The following is a response from MDPH’s Dr. Al DeMaria in regard to questions concerning Whether the H1N1 vaccine might pose any danger from thimerosol or from a chemical called squalene, used to stimulate the immune system to respond to the vaccine and whether there are any known links between squalene and autoimmune illnesses such as multiple sclerosis, rheumatoid arthritis and lupus.
He also discusses concern he has about resistance developing to oseltamivir and zanamivir.
Mary Crotty RN JD MA Nurses Association

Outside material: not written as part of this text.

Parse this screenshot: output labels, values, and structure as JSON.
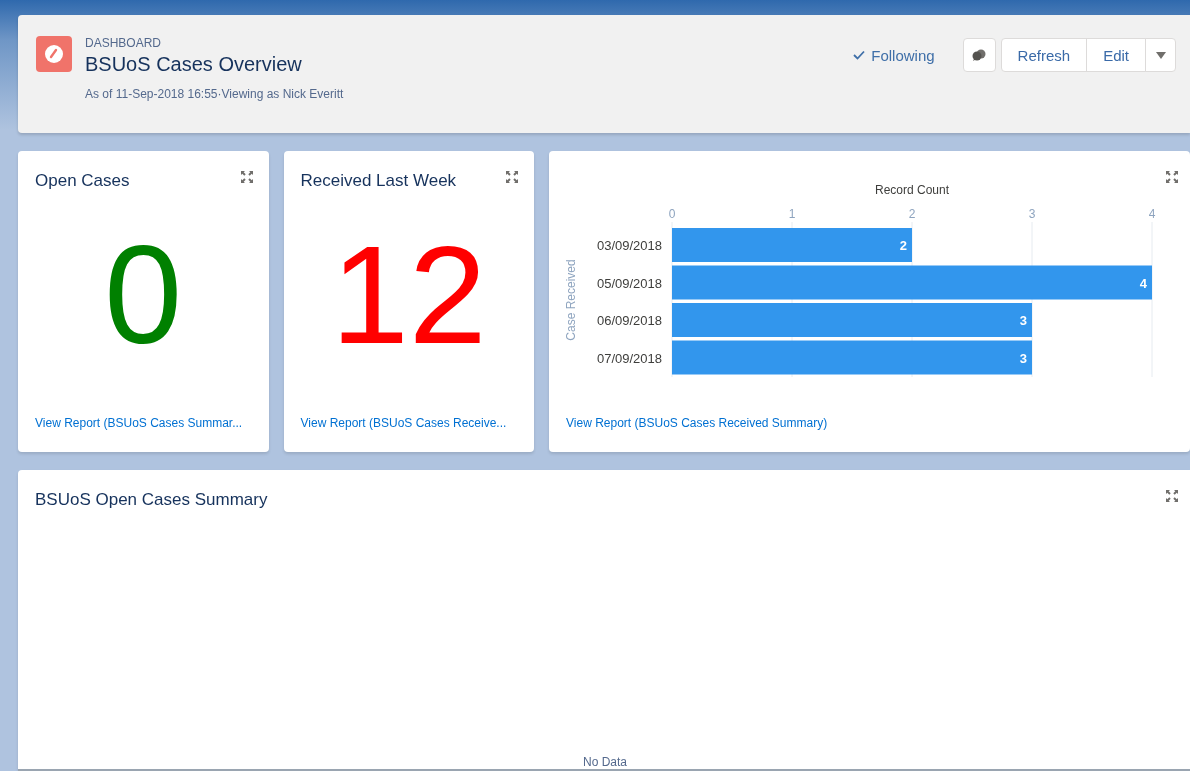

There is no evidence of harm from squalene adjuvant in clinical trials. The association with neurological diseases is pure conjecture. However, very little of the vaccine to be used contains adjuvant and will probably be only used with that information provided and consent. Multi-dose vials will contain thimerosal as a preservative to prevent contamination and bacterial infections. Used for over 60 years in this fashion, there are no epidemiologic evidence from large studies associating thimerosal with autism, other neurologic diseases or measurable harm. There will also be some vaccine in single dose units without thimerosal. Whereas, influenza kills thousands of people every year and there is evidence that pandemic H1N1 might be worse and because of the higher attack rate in children put them at risk of severe morbidity and mortality. So, people have to balance known risk of influenza against conjecture and contentions not supported by science.
I am very concerned about resistance to oseltamivir and zanamivir emerging in pandemic flu virus. That is why it should be used carefully and when needed. Since, for ordinary illness due to seasonal and pandemic influenza viruses the impact of treatment is one day less illness, the drugs should be reserved for those at risk of severe complications where such a marginal effect might be of greater value.